"Well, he wasn't alone in his frustration. Everybody was frustrated. When you get into a situation like that, nobody wants to be in that situation. Nobody works hard all week to be in that situation. Nobody expects to be in that situation. And, the frustration, the value in frustration is what you do with it. The value in frustration is how do you respond to it? How do you channel it? What do you do the next week to make sure the things that happened the previous week don't happen again? And, that's where the energy needs to go. So, whenever you get into that situation, I've talked to guys, not just Bo, but throughout my career and had those conversations. What do you do? What do you do about it? If you don't like what's happening, how do you, start with yourself. What things can you fix? And then, how do you become as positive an influence as you possibly can on the group. And, from leadership, what you're always looking for is it's easy to lead in those moments where everybody is high-fiving you and giving you lots of love. Leaders come, leaders are really revealed in those toughest moments, in the darkest moments when you're not getting any of those things that you work so hard for. That's where true leadership comes up. And, those are conversations that you have with guys, not just like Bo, but everybody because it applies to all of us. We're tested in the dark times. It's easy to do anything when things are going well."

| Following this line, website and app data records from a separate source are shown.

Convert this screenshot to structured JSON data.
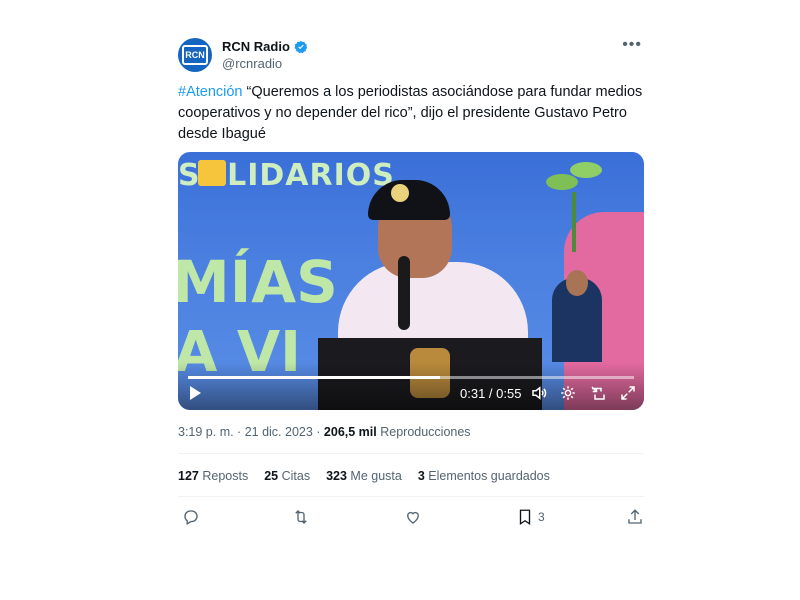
{
  "author": {
    "display_name": "RCN Radio",
    "handle": "@rcnradio",
    "avatar_icon": "rcn-logo",
    "avatar_text": "RCN"
  },
  "post": {
    "hashtag": "#Atención",
    "body": " “Queremos a los periodistas asociándose para fundar medios cooperativos y no depender del rico”, dijo el presidente Gustavo Petro desde Ibagué"
  },
  "video": {
    "time_display": "0:31 / 0:55",
    "progress": 0.564,
    "banner_text_top": "SOLIDARIOS",
    "banner_text_mid": "MÍAS",
    "banner_text_bot": "A VI"
  },
  "meta": {
    "timestamp": "3:19 p. m. · 21 dic. 2023",
    "separator": " · ",
    "views_value": "206,5 mil",
    "views_label": " Reproducciones"
  },
  "stats": {
    "reposts_value": "127",
    "reposts_label": "Reposts",
    "quotes_value": "25",
    "quotes_label": "Citas",
    "likes_value": "323",
    "likes_label": "Me gusta",
    "bookmarks_value": "3",
    "bookmarks_label": "Elementos guardados"
  },
  "actions": {
    "bookmark_count": "3"
  },
  "colors": {
    "accent": "#1d9bf0",
    "secondary_text": "#536471"
  }
}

CB Tramaine Brock seems a little slower than a couple years ago. Is he completely healthy?

"Yeah, Tramaine's healthy. I mean, I don't necessarily see that same thing and I haven't timed him in the 40 but--.

How would you evaluate how he's played so far this year, Tramaine?

"I think he's done some really good things. What I've liked about Tramaine is he's worked in the slot, which is totally new for him and he's done, I think he's done well in there and he's really worked it, at working in there as well. It's not an easy, it's like being a slot receiver. The world is totally different because of all the stuff that comes at you. So, I've enjoyed it. I've enjoyed working with him and I think he'll keep getting better as we go as well."